TASK DESCRIPTION:
In the entries that follow, find every line containing "contradicciones" and copy it.

PROVIDED RECORDS:

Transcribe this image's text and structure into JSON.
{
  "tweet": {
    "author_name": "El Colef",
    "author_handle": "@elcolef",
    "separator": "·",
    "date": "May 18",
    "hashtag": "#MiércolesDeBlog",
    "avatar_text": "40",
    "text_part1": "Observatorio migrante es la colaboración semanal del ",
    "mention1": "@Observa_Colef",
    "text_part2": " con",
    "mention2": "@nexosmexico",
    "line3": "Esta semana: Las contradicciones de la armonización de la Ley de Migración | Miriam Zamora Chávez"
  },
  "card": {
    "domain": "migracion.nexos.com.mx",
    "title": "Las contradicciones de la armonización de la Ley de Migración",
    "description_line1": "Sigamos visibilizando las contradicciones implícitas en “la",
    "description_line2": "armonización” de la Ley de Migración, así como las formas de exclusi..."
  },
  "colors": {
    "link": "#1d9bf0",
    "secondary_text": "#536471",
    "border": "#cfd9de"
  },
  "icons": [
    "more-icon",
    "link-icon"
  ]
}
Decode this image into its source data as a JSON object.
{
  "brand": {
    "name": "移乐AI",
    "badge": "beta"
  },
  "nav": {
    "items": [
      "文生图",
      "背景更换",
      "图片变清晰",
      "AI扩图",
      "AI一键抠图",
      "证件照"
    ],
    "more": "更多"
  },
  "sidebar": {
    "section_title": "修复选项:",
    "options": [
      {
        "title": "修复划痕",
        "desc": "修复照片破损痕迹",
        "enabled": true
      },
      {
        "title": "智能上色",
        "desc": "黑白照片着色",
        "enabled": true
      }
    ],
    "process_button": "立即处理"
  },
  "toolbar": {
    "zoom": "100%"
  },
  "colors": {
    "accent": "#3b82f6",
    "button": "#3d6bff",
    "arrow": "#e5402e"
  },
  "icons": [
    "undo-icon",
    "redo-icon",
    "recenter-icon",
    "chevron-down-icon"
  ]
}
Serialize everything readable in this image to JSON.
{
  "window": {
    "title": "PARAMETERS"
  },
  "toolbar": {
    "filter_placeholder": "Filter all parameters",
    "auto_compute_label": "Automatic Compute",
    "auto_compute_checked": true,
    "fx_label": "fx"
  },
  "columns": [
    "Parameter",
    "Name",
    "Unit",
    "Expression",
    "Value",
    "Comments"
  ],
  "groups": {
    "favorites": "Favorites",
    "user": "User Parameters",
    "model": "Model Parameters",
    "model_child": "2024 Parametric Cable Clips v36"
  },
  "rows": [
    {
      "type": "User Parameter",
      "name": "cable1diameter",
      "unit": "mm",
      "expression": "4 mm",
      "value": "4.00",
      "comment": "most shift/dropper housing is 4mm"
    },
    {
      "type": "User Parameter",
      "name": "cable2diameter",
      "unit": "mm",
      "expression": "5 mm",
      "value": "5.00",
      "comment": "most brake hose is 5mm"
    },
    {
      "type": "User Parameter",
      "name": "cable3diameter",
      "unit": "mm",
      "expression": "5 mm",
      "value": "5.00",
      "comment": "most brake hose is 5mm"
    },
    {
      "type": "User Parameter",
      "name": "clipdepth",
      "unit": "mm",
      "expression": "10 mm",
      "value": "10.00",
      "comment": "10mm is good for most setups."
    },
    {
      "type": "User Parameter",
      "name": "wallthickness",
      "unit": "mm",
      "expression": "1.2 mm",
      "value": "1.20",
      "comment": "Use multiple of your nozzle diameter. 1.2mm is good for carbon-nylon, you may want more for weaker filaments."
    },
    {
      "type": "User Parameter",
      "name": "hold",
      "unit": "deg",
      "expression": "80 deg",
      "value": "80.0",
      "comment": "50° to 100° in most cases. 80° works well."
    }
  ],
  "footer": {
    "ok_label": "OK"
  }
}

TASK RESPONSE:
    "line3": "Esta semana: Las contradicciones de la armonización de la Ley de Migración | Miriam Zamora Chávez"
    "title": "Las contradicciones de la armonización de la Ley de Migración",
    "description_line1": "Sigamos visibilizando las contradicciones implícitas en “la",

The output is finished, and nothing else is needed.